[Opening INPUT FOR THIS TASK section]

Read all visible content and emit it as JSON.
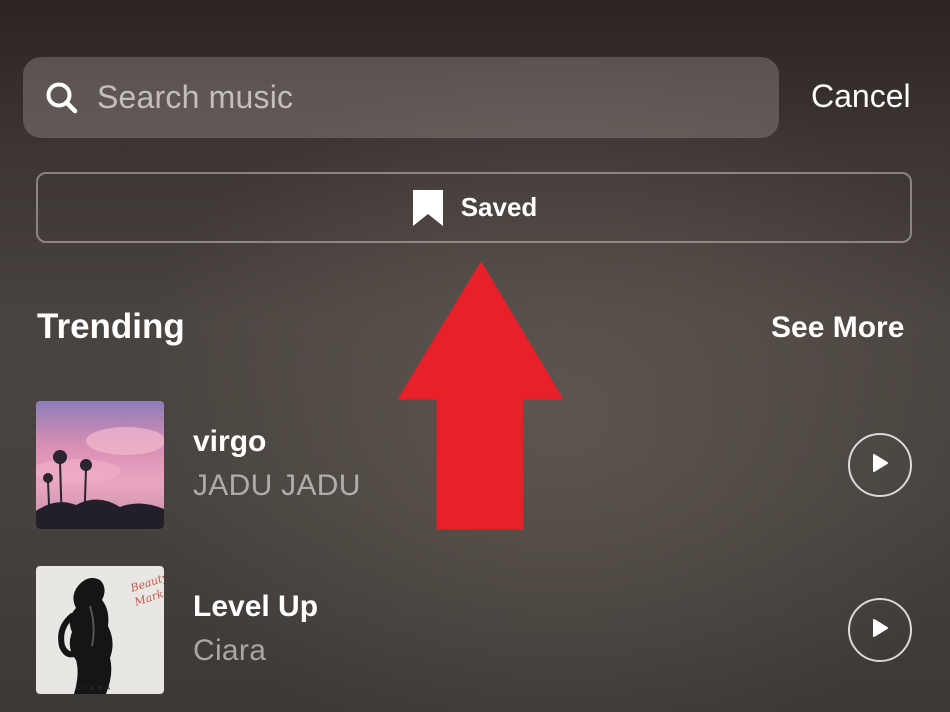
{
  "search": {
    "placeholder": "Search music",
    "cancel_label": "Cancel"
  },
  "saved_button": {
    "label": "Saved",
    "icon": "bookmark-icon"
  },
  "trending": {
    "title": "Trending",
    "see_more_label": "See More",
    "tracks": [
      {
        "title": "virgo",
        "artist": "JADU JADU",
        "cover": "pink-sky-palm-trees-cover"
      },
      {
        "title": "Level Up",
        "artist": "Ciara",
        "cover": "black-white-figure-cover"
      }
    ]
  },
  "annotation": {
    "type": "red-arrow-up",
    "color": "#e8202a"
  },
  "colors": {
    "text_primary": "#ffffff",
    "text_secondary": "#b9b4b0",
    "annotation": "#e8202a"
  }
}
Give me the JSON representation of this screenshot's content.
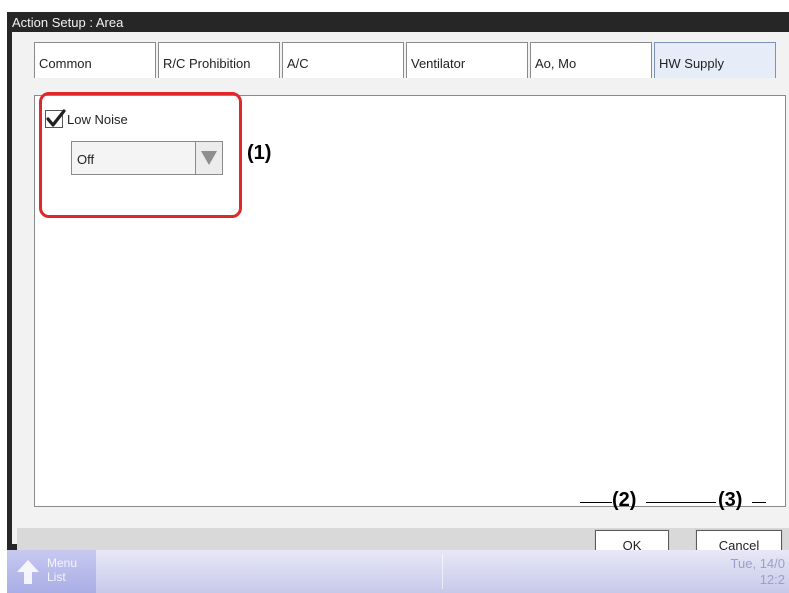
{
  "dialog": {
    "title": "Action Setup : Area"
  },
  "tabs": [
    {
      "label": "Common"
    },
    {
      "label": "R/C Prohibition"
    },
    {
      "label": "A/C"
    },
    {
      "label": "Ventilator"
    },
    {
      "label": "Ao, Mo"
    },
    {
      "label": "HW Supply",
      "active": true
    }
  ],
  "content": {
    "low_noise": {
      "label": "Low Noise",
      "checked": true
    },
    "select": {
      "value": "Off"
    }
  },
  "annotations": {
    "a1": "(1)",
    "a2": "(2)",
    "a3": "(3)"
  },
  "footer": {
    "ok_label": "OK",
    "cancel_label": "Cancel"
  },
  "taskbar": {
    "menu_line1": "Menu",
    "menu_line2": "List",
    "date": "Tue, 14/0",
    "time": "12:2"
  },
  "colors": {
    "callout": "#e0282b",
    "active_tab": "#e6edf8",
    "taskbar": "#c7c9ea"
  }
}
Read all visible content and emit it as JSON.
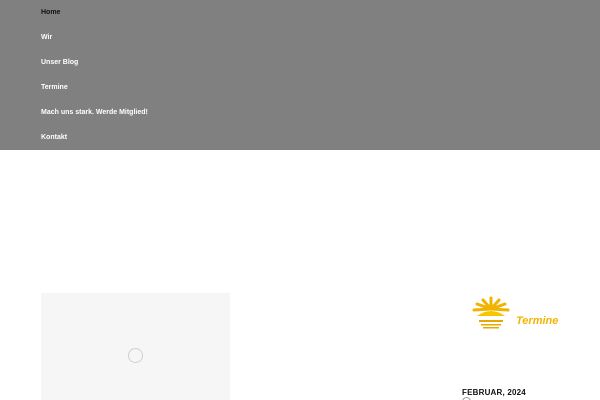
{
  "nav": {
    "items": [
      {
        "label": "Home"
      },
      {
        "label": "Wir"
      },
      {
        "label": "Unser Blog"
      },
      {
        "label": "Termine"
      },
      {
        "label": "Mach uns stark. Werde Mitglied!"
      },
      {
        "label": "Kontakt"
      }
    ],
    "active_index": 0
  },
  "sidebar": {
    "logo_word": "Termine",
    "month_heading": "FEBRUAR, 2024"
  },
  "colors": {
    "nav_overlay": "#808080",
    "accent_yellow": "#f2b300"
  }
}
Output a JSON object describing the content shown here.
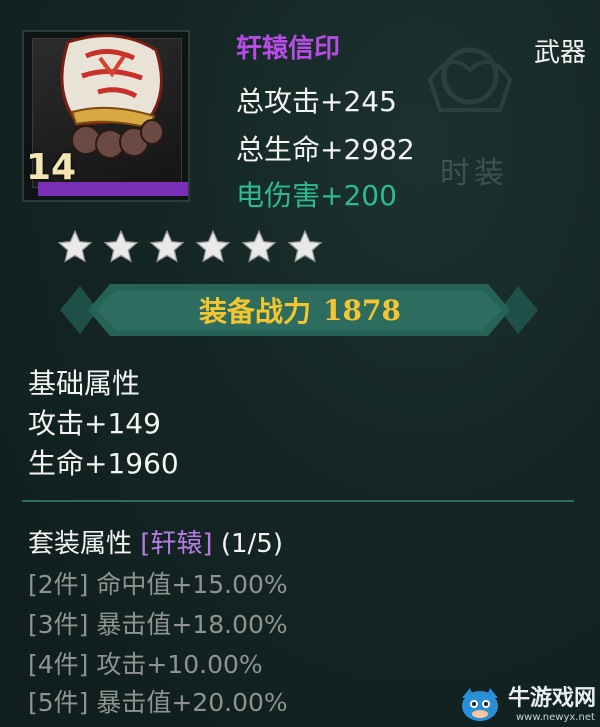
{
  "item": {
    "name": "轩辕信印",
    "type": "武器",
    "level": "14",
    "stats": [
      {
        "text": "总攻击+245",
        "color": "white"
      },
      {
        "text": "总生命+2982",
        "color": "white"
      },
      {
        "text": "电伤害+200",
        "color": "green"
      }
    ],
    "stars": 6,
    "icon": "fist-gauntlet-icon"
  },
  "watermark_tag": "时装",
  "power": {
    "label": "装备战力",
    "value": "1878"
  },
  "base": {
    "title": "基础属性",
    "lines": [
      "攻击+149",
      "生命+1960"
    ]
  },
  "set": {
    "title": "套装属性",
    "name": "[轩辕]",
    "progress": "(1/5)",
    "lines": [
      "[2件] 命中值+15.00%",
      "[3件] 暴击值+18.00%",
      "[4件] 攻击+10.00%",
      "[5件] 暴击值+20.00%"
    ]
  },
  "logo": {
    "name": "牛游戏网",
    "url": "www.newyx.net"
  },
  "colors": {
    "name": "#b84ce6",
    "green": "#2db994",
    "gold": "#f4c531",
    "set_name": "#b47be0",
    "rarity": "#7b2fb6"
  }
}
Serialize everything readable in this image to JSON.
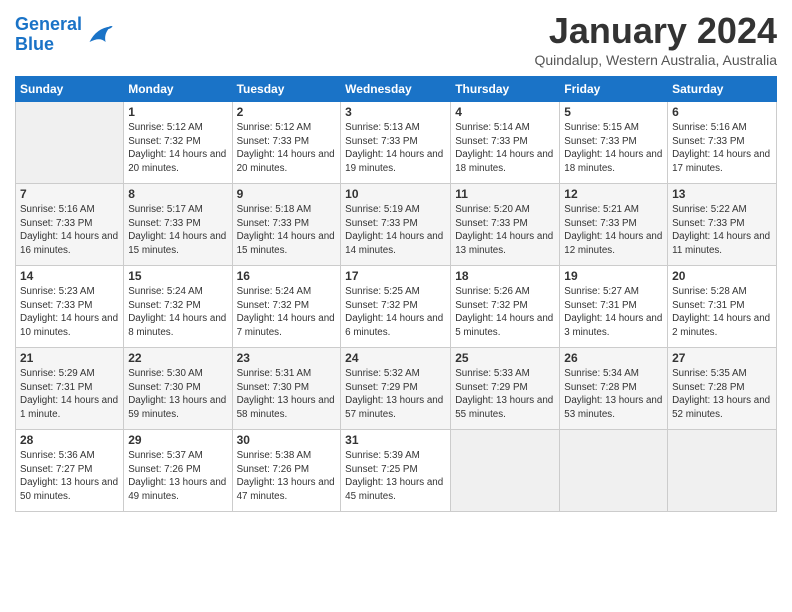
{
  "header": {
    "logo_line1": "General",
    "logo_line2": "Blue",
    "month_title": "January 2024",
    "subtitle": "Quindalup, Western Australia, Australia"
  },
  "weekdays": [
    "Sunday",
    "Monday",
    "Tuesday",
    "Wednesday",
    "Thursday",
    "Friday",
    "Saturday"
  ],
  "weeks": [
    [
      {
        "day": "",
        "sunrise": "",
        "sunset": "",
        "daylight": ""
      },
      {
        "day": "1",
        "sunrise": "5:12 AM",
        "sunset": "7:32 PM",
        "daylight": "14 hours and 20 minutes."
      },
      {
        "day": "2",
        "sunrise": "5:12 AM",
        "sunset": "7:33 PM",
        "daylight": "14 hours and 20 minutes."
      },
      {
        "day": "3",
        "sunrise": "5:13 AM",
        "sunset": "7:33 PM",
        "daylight": "14 hours and 19 minutes."
      },
      {
        "day": "4",
        "sunrise": "5:14 AM",
        "sunset": "7:33 PM",
        "daylight": "14 hours and 18 minutes."
      },
      {
        "day": "5",
        "sunrise": "5:15 AM",
        "sunset": "7:33 PM",
        "daylight": "14 hours and 18 minutes."
      },
      {
        "day": "6",
        "sunrise": "5:16 AM",
        "sunset": "7:33 PM",
        "daylight": "14 hours and 17 minutes."
      }
    ],
    [
      {
        "day": "7",
        "sunrise": "5:16 AM",
        "sunset": "7:33 PM",
        "daylight": "14 hours and 16 minutes."
      },
      {
        "day": "8",
        "sunrise": "5:17 AM",
        "sunset": "7:33 PM",
        "daylight": "14 hours and 15 minutes."
      },
      {
        "day": "9",
        "sunrise": "5:18 AM",
        "sunset": "7:33 PM",
        "daylight": "14 hours and 15 minutes."
      },
      {
        "day": "10",
        "sunrise": "5:19 AM",
        "sunset": "7:33 PM",
        "daylight": "14 hours and 14 minutes."
      },
      {
        "day": "11",
        "sunrise": "5:20 AM",
        "sunset": "7:33 PM",
        "daylight": "14 hours and 13 minutes."
      },
      {
        "day": "12",
        "sunrise": "5:21 AM",
        "sunset": "7:33 PM",
        "daylight": "14 hours and 12 minutes."
      },
      {
        "day": "13",
        "sunrise": "5:22 AM",
        "sunset": "7:33 PM",
        "daylight": "14 hours and 11 minutes."
      }
    ],
    [
      {
        "day": "14",
        "sunrise": "5:23 AM",
        "sunset": "7:33 PM",
        "daylight": "14 hours and 10 minutes."
      },
      {
        "day": "15",
        "sunrise": "5:24 AM",
        "sunset": "7:32 PM",
        "daylight": "14 hours and 8 minutes."
      },
      {
        "day": "16",
        "sunrise": "5:24 AM",
        "sunset": "7:32 PM",
        "daylight": "14 hours and 7 minutes."
      },
      {
        "day": "17",
        "sunrise": "5:25 AM",
        "sunset": "7:32 PM",
        "daylight": "14 hours and 6 minutes."
      },
      {
        "day": "18",
        "sunrise": "5:26 AM",
        "sunset": "7:32 PM",
        "daylight": "14 hours and 5 minutes."
      },
      {
        "day": "19",
        "sunrise": "5:27 AM",
        "sunset": "7:31 PM",
        "daylight": "14 hours and 3 minutes."
      },
      {
        "day": "20",
        "sunrise": "5:28 AM",
        "sunset": "7:31 PM",
        "daylight": "14 hours and 2 minutes."
      }
    ],
    [
      {
        "day": "21",
        "sunrise": "5:29 AM",
        "sunset": "7:31 PM",
        "daylight": "14 hours and 1 minute."
      },
      {
        "day": "22",
        "sunrise": "5:30 AM",
        "sunset": "7:30 PM",
        "daylight": "13 hours and 59 minutes."
      },
      {
        "day": "23",
        "sunrise": "5:31 AM",
        "sunset": "7:30 PM",
        "daylight": "13 hours and 58 minutes."
      },
      {
        "day": "24",
        "sunrise": "5:32 AM",
        "sunset": "7:29 PM",
        "daylight": "13 hours and 57 minutes."
      },
      {
        "day": "25",
        "sunrise": "5:33 AM",
        "sunset": "7:29 PM",
        "daylight": "13 hours and 55 minutes."
      },
      {
        "day": "26",
        "sunrise": "5:34 AM",
        "sunset": "7:28 PM",
        "daylight": "13 hours and 53 minutes."
      },
      {
        "day": "27",
        "sunrise": "5:35 AM",
        "sunset": "7:28 PM",
        "daylight": "13 hours and 52 minutes."
      }
    ],
    [
      {
        "day": "28",
        "sunrise": "5:36 AM",
        "sunset": "7:27 PM",
        "daylight": "13 hours and 50 minutes."
      },
      {
        "day": "29",
        "sunrise": "5:37 AM",
        "sunset": "7:26 PM",
        "daylight": "13 hours and 49 minutes."
      },
      {
        "day": "30",
        "sunrise": "5:38 AM",
        "sunset": "7:26 PM",
        "daylight": "13 hours and 47 minutes."
      },
      {
        "day": "31",
        "sunrise": "5:39 AM",
        "sunset": "7:25 PM",
        "daylight": "13 hours and 45 minutes."
      },
      {
        "day": "",
        "sunrise": "",
        "sunset": "",
        "daylight": ""
      },
      {
        "day": "",
        "sunrise": "",
        "sunset": "",
        "daylight": ""
      },
      {
        "day": "",
        "sunrise": "",
        "sunset": "",
        "daylight": ""
      }
    ]
  ]
}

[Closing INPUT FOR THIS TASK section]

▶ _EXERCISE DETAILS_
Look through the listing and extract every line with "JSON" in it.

▶ _TASK RESPONSE_
Read all visible content and emit it as JSON.
Give me the JSON representation of this screenshot's content.
Read all visible content and emit it as JSON.
Output a JSON object describing the content shown here.
Serialize everything readable in this image to JSON.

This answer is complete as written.